Plans for construction of the “W350 building” are underway, though the tower isn't scheduled for completion until 2041. The total cost is estimated at 600 billion yen ($5.6 billion).
The high-rise would dwarf the University of British Columbia’s 174-foot, 18-story Brock Commons building in Vancouver, Canada, which is currently the world’s tallest wooden building.
Drawings of the new tower — a 90-percent wooden building with vibration-damping steel braces — show a boxy structure whose gridlike façades are studded with balconies and festooned with greenery. The building’s wood-lined atrium will enclose a large pool filled with reeds and lily pads.
Sumitomo said its goal for the building is to show how cities might be transformed from artificial environments into a forest-like environment that is "a pleasant space for the people living there."

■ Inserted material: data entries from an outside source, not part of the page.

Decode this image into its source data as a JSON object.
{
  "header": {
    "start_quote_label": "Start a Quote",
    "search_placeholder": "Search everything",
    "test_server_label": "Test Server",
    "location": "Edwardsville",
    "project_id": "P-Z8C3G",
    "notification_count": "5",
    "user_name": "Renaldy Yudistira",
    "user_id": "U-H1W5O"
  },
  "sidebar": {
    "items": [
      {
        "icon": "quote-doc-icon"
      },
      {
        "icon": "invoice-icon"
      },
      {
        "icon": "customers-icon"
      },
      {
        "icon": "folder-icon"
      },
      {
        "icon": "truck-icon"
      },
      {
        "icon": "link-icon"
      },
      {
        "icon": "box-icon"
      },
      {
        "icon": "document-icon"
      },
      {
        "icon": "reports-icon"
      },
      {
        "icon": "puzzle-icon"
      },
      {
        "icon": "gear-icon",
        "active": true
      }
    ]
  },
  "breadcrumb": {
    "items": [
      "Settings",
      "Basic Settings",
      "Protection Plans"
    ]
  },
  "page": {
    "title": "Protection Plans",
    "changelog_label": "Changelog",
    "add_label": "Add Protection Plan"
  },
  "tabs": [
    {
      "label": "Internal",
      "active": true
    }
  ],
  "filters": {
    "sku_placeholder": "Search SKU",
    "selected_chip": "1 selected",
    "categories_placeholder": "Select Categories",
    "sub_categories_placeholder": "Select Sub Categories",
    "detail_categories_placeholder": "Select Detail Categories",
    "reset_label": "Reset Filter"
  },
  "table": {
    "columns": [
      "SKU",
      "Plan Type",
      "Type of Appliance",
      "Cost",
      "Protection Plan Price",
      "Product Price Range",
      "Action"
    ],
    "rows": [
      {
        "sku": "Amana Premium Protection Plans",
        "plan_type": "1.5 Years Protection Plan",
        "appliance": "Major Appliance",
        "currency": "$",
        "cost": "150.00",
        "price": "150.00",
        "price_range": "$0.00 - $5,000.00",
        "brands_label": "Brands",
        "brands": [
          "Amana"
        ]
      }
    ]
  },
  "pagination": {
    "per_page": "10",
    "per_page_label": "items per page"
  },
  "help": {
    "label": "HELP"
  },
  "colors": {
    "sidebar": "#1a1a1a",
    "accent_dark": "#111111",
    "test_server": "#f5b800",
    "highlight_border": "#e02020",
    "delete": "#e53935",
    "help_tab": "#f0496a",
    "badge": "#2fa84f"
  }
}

John Fernandez, a professor of architecture at MIT, understands that rationale. "Timber buildings are very easy to associate with and fall in love with and appreciate because the material itself appeals to people," he said. "Buildings that people really appreciate, value and feel something for are more sustainable than otherwise because people will protect them and take care of them."
Another goal for the building is to showcase the versatility of wood. Though wood has long been used as a building material, only recently have new forms of wood made it possible to build tall buildings out of wood.
“There’s a whole bunch of new materials made out of wood that are structurally able to build big buildings,” Dr. Michael Ramage, a senior lecturer and head of Cambridge University’s Center for Natural Material Innovation, told CNN.
One such material, cross-laminated timber (CLT), is said to be stronger than concrete and more fire-resistant than conventional wooden building materials.
Perhaps paradoxically, experts say that building with wood can be more sustainable than building with steel and concrete. Wood stores carbon that otherwise might wind up in the atmosphere as the greenhouse gas carbon dioxide, whereas the production of concrete and steel releases huge amounts of carbon dioxide into the atmosphere.
“Buildings have a very long lifetime, especially large buildings,” Fernandez said. “So if we can store that carbon for 100 years, that’s extremely positive, and the storage itself doesn’t require energy.”
And while building a tower the size of W350 requires the toppling of more than a few trees, “the amount of wood used in this building can be regrown in our global forests within a matter of hours,” Casey Malmquist, founder of SmartLam, a CLT manufacturer in Columbia Falls, Montana, told NBC News MACH in an email.
“Sustainability is the key to our survival on this planet,” he added, “and by utilizing wood as a renewable and sustainable building material, we are taking a significant step in the right direction to a brighter future.”